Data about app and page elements
────────────────────────────────────────
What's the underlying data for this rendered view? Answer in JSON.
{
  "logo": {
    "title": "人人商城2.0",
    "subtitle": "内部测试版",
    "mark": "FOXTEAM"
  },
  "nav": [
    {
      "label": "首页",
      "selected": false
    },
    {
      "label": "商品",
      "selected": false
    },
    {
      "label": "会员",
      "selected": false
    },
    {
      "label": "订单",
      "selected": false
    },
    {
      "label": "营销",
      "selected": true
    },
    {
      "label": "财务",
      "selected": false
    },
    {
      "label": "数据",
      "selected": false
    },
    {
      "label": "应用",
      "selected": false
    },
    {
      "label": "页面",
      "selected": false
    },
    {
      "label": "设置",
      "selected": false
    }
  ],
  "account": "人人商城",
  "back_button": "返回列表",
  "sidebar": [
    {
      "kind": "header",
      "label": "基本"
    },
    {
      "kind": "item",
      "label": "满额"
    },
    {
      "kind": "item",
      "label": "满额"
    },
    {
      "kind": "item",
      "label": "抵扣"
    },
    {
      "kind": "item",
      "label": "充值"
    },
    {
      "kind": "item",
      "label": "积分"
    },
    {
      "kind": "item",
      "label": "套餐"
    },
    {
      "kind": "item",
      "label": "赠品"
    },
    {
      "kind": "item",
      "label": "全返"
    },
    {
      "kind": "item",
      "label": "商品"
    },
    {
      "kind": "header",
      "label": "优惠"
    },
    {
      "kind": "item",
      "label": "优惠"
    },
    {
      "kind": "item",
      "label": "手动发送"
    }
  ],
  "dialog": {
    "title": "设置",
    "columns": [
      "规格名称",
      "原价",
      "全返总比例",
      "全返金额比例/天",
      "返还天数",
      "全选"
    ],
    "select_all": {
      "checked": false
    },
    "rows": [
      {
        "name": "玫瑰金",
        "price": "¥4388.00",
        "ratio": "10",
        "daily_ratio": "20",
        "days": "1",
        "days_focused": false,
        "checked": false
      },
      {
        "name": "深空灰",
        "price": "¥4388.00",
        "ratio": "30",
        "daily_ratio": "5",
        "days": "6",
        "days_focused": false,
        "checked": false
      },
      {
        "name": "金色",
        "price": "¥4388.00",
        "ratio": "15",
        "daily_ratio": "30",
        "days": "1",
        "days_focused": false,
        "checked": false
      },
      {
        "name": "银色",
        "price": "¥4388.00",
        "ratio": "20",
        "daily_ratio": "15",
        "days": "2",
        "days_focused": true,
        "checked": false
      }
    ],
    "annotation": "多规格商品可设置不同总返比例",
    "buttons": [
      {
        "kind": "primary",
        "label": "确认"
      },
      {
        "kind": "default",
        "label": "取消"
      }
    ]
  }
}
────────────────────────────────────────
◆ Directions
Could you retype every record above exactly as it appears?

◆ Written reply
What's the underlying data for this rendered view? Answer in JSON.
{
  "logo": {
    "title": "人人商城2.0",
    "subtitle": "内部测试版",
    "mark": "FOXTEAM"
  },
  "nav": [
    {
      "label": "首页",
      "selected": false
    },
    {
      "label": "商品",
      "selected": false
    },
    {
      "label": "会员",
      "selected": false
    },
    {
      "label": "订单",
      "selected": false
    },
    {
      "label": "营销",
      "selected": true
    },
    {
      "label": "财务",
      "selected": false
    },
    {
      "label": "数据",
      "selected": false
    },
    {
      "label": "应用",
      "selected": false
    },
    {
      "label": "页面",
      "selected": false
    },
    {
      "label": "设置",
      "selected": false
    }
  ],
  "account": "人人商城",
  "back_button": "返回列表",
  "sidebar": [
    {
      "kind": "header",
      "label": "基本"
    },
    {
      "kind": "item",
      "label": "满额"
    },
    {
      "kind": "item",
      "label": "满额"
    },
    {
      "kind": "item",
      "label": "抵扣"
    },
    {
      "kind": "item",
      "label": "充值"
    },
    {
      "kind": "item",
      "label": "积分"
    },
    {
      "kind": "item",
      "label": "套餐"
    },
    {
      "kind": "item",
      "label": "赠品"
    },
    {
      "kind": "item",
      "label": "全返"
    },
    {
      "kind": "item",
      "label": "商品"
    },
    {
      "kind": "header",
      "label": "优惠"
    },
    {
      "kind": "item",
      "label": "优惠"
    },
    {
      "kind": "item",
      "label": "手动发送"
    }
  ],
  "dialog": {
    "title": "设置",
    "columns": [
      "规格名称",
      "原价",
      "全返总比例",
      "全返金额比例/天",
      "返还天数",
      "全选"
    ],
    "select_all": {
      "checked": false
    },
    "rows": [
      {
        "name": "玫瑰金",
        "price": "¥4388.00",
        "ratio": "10",
        "daily_ratio": "20",
        "days": "1",
        "days_focused": false,
        "checked": false
      },
      {
        "name": "深空灰",
        "price": "¥4388.00",
        "ratio": "30",
        "daily_ratio": "5",
        "days": "6",
        "days_focused": false,
        "checked": false
      },
      {
        "name": "金色",
        "price": "¥4388.00",
        "ratio": "15",
        "daily_ratio": "30",
        "days": "1",
        "days_focused": false,
        "checked": false
      },
      {
        "name": "银色",
        "price": "¥4388.00",
        "ratio": "20",
        "daily_ratio": "15",
        "days": "2",
        "days_focused": true,
        "checked": false
      }
    ],
    "annotation": "多规格商品可设置不同总返比例",
    "buttons": [
      {
        "kind": "primary",
        "label": "确认"
      },
      {
        "kind": "default",
        "label": "取消"
      }
    ]
  }
}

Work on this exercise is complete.